The very fact that the Chinese have also embarked on an ambitious carrier program should be indicative of their own plans of developing sea control and power projection capabilities. Moreover, Beijing’s third aircraft carrier will reportedly feature a game-changing Electromagnetic Aircraft Launch System (EMALS) analogous to America’s Ford-class carriers. Responding to this news, Admiral Chris Grady, commander of U.S. Fleet Forces, commented, “Good on ‘em. It makes the argument that carriers are important.”
Counterintuitive as it may seem, the rise of the Chinese navy has given the United States notable leverage to affect Beijing’s risk calculus. As Toshi Yoshihara argues, land powers have historically been risk-averse to endangering their fleets and China will be no exception. If the Chinese missiles pose a threat to American flattops, the United States and allies can similarly target Beijing’s capital ships. As a matter of fact, Washington’s allies including Japan and Taiwan have developed anti-access strategies to keep Chinese warships on the edge. Tokyo’s anti-ship cruise missiles are just one example.
Carriers have served America well and have been quite flexible each time the Navy has adopted a new strategic concept. Rather than dismissing the flattops altogether, the debate should revolve around issues such as ballooning construction costs, lengthy delays, and ailing acquisition systems. Now that America’s newest supercarrier USS Gerald R. Ford is undergoing final trials and is projected to deploy in 2022, a meticulous evaluation must be made for future projects to avoid the problems that have plagued this carrier in the first place.

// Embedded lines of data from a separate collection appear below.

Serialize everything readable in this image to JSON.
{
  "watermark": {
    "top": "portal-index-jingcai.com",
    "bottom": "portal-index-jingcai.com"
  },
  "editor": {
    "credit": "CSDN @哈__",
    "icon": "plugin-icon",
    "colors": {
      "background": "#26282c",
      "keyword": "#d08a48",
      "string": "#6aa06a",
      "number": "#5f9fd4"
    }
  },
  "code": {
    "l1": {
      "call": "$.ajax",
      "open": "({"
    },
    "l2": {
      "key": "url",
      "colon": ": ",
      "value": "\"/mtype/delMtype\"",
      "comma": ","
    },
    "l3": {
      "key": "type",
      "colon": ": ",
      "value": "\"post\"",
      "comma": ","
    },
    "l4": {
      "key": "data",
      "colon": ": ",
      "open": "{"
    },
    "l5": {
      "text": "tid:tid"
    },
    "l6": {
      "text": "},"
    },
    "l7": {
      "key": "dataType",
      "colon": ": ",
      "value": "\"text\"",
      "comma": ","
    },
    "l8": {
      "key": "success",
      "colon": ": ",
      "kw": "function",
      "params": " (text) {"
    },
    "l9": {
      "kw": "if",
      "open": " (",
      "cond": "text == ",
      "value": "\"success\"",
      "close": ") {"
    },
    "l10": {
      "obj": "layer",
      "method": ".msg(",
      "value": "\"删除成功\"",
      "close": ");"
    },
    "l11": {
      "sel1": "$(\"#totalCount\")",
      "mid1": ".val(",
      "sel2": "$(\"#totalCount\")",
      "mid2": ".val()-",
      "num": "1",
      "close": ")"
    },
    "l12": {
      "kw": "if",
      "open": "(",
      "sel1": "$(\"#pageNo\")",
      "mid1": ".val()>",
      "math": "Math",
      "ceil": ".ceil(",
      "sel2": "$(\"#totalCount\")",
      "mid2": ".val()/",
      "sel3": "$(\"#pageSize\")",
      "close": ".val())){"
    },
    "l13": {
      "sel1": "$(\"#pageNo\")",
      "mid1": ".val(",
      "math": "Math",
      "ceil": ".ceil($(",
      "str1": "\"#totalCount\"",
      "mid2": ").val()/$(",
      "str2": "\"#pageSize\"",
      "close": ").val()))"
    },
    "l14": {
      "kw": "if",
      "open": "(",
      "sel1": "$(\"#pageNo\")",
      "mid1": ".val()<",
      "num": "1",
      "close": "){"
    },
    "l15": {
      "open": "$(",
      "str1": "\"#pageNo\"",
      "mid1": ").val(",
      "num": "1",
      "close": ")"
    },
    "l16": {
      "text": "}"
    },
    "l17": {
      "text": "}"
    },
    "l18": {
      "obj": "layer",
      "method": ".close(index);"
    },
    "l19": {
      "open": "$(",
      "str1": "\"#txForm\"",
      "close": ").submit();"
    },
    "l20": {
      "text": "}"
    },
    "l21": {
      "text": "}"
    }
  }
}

Erik Khzmalyan is a geopolitical analyst based in Washington, DC. He holds an MA in Statecraft and National Security Affairs from the Institute of World Politics.